Dataset items:
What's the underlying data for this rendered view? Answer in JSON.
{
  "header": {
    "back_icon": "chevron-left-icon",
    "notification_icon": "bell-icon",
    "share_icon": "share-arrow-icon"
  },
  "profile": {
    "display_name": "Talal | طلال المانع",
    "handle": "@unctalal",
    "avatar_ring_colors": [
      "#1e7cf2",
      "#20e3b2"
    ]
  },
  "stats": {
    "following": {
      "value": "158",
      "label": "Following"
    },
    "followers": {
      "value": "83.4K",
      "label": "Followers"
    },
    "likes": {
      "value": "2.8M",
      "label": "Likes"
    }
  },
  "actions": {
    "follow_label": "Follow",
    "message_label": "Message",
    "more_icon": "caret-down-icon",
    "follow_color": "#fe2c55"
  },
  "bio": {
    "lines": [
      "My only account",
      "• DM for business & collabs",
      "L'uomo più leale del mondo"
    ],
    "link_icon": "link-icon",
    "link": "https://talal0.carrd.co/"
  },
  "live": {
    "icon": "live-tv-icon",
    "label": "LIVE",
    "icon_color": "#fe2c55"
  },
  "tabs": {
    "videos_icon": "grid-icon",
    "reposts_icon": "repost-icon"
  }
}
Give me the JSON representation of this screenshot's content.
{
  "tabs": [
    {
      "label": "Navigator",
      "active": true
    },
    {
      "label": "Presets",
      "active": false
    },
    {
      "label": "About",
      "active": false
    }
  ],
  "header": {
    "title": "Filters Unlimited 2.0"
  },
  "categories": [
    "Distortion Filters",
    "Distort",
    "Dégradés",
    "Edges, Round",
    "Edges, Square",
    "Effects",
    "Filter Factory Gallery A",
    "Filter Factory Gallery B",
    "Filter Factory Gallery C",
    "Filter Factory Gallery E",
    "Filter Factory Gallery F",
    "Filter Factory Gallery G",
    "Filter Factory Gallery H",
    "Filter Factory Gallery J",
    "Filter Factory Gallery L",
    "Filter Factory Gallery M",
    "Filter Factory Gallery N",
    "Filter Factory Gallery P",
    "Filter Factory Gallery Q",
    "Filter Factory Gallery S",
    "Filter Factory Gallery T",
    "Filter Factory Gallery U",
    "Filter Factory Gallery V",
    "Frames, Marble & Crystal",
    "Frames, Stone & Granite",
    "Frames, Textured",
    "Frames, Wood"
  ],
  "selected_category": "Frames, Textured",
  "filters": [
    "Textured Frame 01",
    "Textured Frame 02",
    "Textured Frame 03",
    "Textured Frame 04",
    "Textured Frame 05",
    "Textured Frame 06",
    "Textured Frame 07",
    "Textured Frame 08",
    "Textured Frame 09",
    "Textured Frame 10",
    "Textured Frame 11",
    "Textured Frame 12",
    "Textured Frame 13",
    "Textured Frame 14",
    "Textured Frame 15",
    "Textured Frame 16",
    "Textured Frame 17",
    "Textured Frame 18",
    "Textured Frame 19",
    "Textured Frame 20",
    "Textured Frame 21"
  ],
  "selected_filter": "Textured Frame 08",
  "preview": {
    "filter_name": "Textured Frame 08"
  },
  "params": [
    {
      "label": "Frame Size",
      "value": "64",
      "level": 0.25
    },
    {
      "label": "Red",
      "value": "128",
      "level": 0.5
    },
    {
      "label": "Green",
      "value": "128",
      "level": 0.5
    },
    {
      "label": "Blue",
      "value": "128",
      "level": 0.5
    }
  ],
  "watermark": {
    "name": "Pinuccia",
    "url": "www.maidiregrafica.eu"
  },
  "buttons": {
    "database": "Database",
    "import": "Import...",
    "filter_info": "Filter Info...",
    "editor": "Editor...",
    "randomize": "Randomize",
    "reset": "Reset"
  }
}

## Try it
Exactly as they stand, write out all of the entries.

## Solution to the exercise
What's the underlying data for this rendered view? Answer in JSON.
{
  "header": {
    "back_icon": "chevron-left-icon",
    "notification_icon": "bell-icon",
    "share_icon": "share-arrow-icon"
  },
  "profile": {
    "display_name": "Talal | طلال المانع",
    "handle": "@unctalal",
    "avatar_ring_colors": [
      "#1e7cf2",
      "#20e3b2"
    ]
  },
  "stats": {
    "following": {
      "value": "158",
      "label": "Following"
    },
    "followers": {
      "value": "83.4K",
      "label": "Followers"
    },
    "likes": {
      "value": "2.8M",
      "label": "Likes"
    }
  },
  "actions": {
    "follow_label": "Follow",
    "message_label": "Message",
    "more_icon": "caret-down-icon",
    "follow_color": "#fe2c55"
  },
  "bio": {
    "lines": [
      "My only account",
      "• DM for business & collabs",
      "L'uomo più leale del mondo"
    ],
    "link_icon": "link-icon",
    "link": "https://talal0.carrd.co/"
  },
  "live": {
    "icon": "live-tv-icon",
    "label": "LIVE",
    "icon_color": "#fe2c55"
  },
  "tabs": {
    "videos_icon": "grid-icon",
    "reposts_icon": "repost-icon"
  }
}
Give me the JSON representation of this screenshot's content.
{
  "tabs": [
    {
      "label": "Navigator",
      "active": true
    },
    {
      "label": "Presets",
      "active": false
    },
    {
      "label": "About",
      "active": false
    }
  ],
  "header": {
    "title": "Filters Unlimited 2.0"
  },
  "categories": [
    "Distortion Filters",
    "Distort",
    "Dégradés",
    "Edges, Round",
    "Edges, Square",
    "Effects",
    "Filter Factory Gallery A",
    "Filter Factory Gallery B",
    "Filter Factory Gallery C",
    "Filter Factory Gallery E",
    "Filter Factory Gallery F",
    "Filter Factory Gallery G",
    "Filter Factory Gallery H",
    "Filter Factory Gallery J",
    "Filter Factory Gallery L",
    "Filter Factory Gallery M",
    "Filter Factory Gallery N",
    "Filter Factory Gallery P",
    "Filter Factory Gallery Q",
    "Filter Factory Gallery S",
    "Filter Factory Gallery T",
    "Filter Factory Gallery U",
    "Filter Factory Gallery V",
    "Frames, Marble & Crystal",
    "Frames, Stone & Granite",
    "Frames, Textured",
    "Frames, Wood"
  ],
  "selected_category": "Frames, Textured",
  "filters": [
    "Textured Frame 01",
    "Textured Frame 02",
    "Textured Frame 03",
    "Textured Frame 04",
    "Textured Frame 05",
    "Textured Frame 06",
    "Textured Frame 07",
    "Textured Frame 08",
    "Textured Frame 09",
    "Textured Frame 10",
    "Textured Frame 11",
    "Textured Frame 12",
    "Textured Frame 13",
    "Textured Frame 14",
    "Textured Frame 15",
    "Textured Frame 16",
    "Textured Frame 17",
    "Textured Frame 18",
    "Textured Frame 19",
    "Textured Frame 20",
    "Textured Frame 21"
  ],
  "selected_filter": "Textured Frame 08",
  "preview": {
    "filter_name": "Textured Frame 08"
  },
  "params": [
    {
      "label": "Frame Size",
      "value": "64",
      "level": 0.25
    },
    {
      "label": "Red",
      "value": "128",
      "level": 0.5
    },
    {
      "label": "Green",
      "value": "128",
      "level": 0.5
    },
    {
      "label": "Blue",
      "value": "128",
      "level": 0.5
    }
  ],
  "watermark": {
    "name": "Pinuccia",
    "url": "www.maidiregrafica.eu"
  },
  "buttons": {
    "database": "Database",
    "import": "Import...",
    "filter_info": "Filter Info...",
    "editor": "Editor...",
    "randomize": "Randomize",
    "reset": "Reset"
  }
}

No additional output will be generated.